Sam Ibgi, 30-year-old British founder and CEO of Buckingham & Lloyds, is a new player in London’s luxury real estate sector, providing five-star, fully-serviced accommodation in Kensington and Knightsbridge.
Buckingham & Lloyds’ properties offer quality furnishings, high-end amenities and terraces with views over Hyde Park, all a stone’s throw from the city’s top attractions. But more than that, it is bridging the gap between hotels and apartments. Accommodation boasts the top-quality amenities and services that you would expect from a five-star hotel, as well as the comfort, intimacy and price point of an apartment stay.
Ibgi now plans to take his brand global, laying the groundwork to put at least one building in each of the Tier 1 cities worldwide. “The world is moving very quickly away from people just wanting to own an apartment or stay at a hotel,” he explains. “People are traveling much more. Many people can now work from anywhere. We’re focused on the 40% of people who are mobile, internationally-minded and equipped with money to spend. And we want to give them a 100% experience, something that is fully equipped, extremely high-quality and that feels like home.”
In his early days, the entrepreneur’s success was not guaranteed. Born in a notoriously rough neighborhood outside Homerton, Ibgi’s childhood was marked by abuse, addiction, arrest and homelessness. “I never really felt like I fit,” says Ibgi. “I was branded as wild and lazy, because I was very dyslexic and highly ADHD, neither of which were diagnosed, and I was pushed into the state schooling system where I was told I could never succeed because I couldn’t read and write. Addiction and arrest led to me living on the streets and working three jobs at once in the hopes of affording a tiny studio apartment.”
One of those jobs—cleaning building sites—changed his life. “I was a cleaner, working on a site from six in the morning to eight in the evening every day, and I finally felt a sense of purpose. This was something physical, something I could do with my hands, and I felt this satisfaction that I could come in and do a job, and see it done well. And then I thought, if I can be good at this, I shouldn’t stop here.”
Ibgi went to the site manager and asked for additional work. Eventually, he became a jack-of-all-trades, accomplished at the full gamut of construction and development skills, from design to plumbing to electrics, and started his own company. Painting jobs and bathroom remodeling turned into full-house renovations, and then—helped by a flagging recessionary economy—buying houses outright to flip. Today Ibgi owns three real estate and hospitality businesses.
Starting Buckingham & Lloyd’s wasn’t easy. “My biggest struggle was changing my mindset from a property-developer into a hospitality-oriented operator business. I had never done anything customer-focused, and that was a really big challenge,” says Ibgi. “But what we always did right was to put customers first. If we made a mistake, we always said, yes, you are right, and moved on from there. And that was only successful because of our team.”
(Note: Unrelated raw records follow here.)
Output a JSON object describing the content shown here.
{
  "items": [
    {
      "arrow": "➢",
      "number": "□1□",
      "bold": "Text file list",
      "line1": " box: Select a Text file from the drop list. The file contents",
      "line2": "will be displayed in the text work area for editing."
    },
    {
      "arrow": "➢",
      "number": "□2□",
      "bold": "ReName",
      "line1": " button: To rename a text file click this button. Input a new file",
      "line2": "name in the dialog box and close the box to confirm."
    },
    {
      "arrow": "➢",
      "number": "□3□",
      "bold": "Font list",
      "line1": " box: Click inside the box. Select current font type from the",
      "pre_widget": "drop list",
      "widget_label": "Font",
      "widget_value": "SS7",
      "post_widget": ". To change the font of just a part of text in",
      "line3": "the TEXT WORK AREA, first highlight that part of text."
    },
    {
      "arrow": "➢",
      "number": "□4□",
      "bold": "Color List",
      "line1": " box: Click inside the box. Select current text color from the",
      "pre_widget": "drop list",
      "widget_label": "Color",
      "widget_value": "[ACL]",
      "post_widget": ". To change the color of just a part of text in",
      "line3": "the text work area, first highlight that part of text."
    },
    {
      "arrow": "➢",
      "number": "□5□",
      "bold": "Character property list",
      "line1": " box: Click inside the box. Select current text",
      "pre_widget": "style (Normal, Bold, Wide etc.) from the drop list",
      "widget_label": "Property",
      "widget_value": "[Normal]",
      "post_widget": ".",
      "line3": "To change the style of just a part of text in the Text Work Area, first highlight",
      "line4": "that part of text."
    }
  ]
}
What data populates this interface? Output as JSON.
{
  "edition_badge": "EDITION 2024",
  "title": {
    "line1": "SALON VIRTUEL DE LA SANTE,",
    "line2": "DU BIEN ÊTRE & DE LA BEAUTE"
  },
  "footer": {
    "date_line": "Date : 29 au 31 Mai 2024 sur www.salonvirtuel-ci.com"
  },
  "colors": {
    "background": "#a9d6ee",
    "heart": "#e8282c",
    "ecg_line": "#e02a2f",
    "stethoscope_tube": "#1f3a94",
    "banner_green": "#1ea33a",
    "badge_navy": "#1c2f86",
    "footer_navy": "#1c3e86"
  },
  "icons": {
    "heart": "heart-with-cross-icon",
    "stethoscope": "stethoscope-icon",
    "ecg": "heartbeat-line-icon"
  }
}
The company’s success has stemmed from a mixture of the rigorous belief in work ethic, customer service, and team-building. “I’m there with the vision, but it’s the team who are customer-facing,” says Ibgi. “In every customer-oriented industry, if your staff feel like they don’t have a stake, they won’t give you 100%. Empower your staff with the knowledge to run the business without you – and earn their loyalty so that they never will.”
Success has also come from modern marketing techniques, including working with social media influencers.
“We have had the largest travel Instagram influencers stay in the property in exchange for Instagram stories and content. It didn’t take off immediately—of the first 30 I reached out to, only one initially responded—but once it did, the result was astronomical. Hosting five influencers one month generated over £120,00 of bookings revenue in five days,” he claims.
Ibgi predicts that social media will continue to be a key driver of growth as the company expands overseas, but he preaches the virtues of flexibility. “Whatever your planned path is,” he cautions, “remember that it’s going to change completely. Keep your eye on the end-goal, and you’ll get there, sometimes on a different time frame or in a different way, but if you have a true passion, the end result will come.”
Ibgi’s advice to others? “It doesn’t matter what your background or education is. If you have a dream, simply do it. You’re the only person stopping yourself.
“I still struggle with reading and writing, but that doesn’t stop me. Limits are something that we create, not something imposed on us.”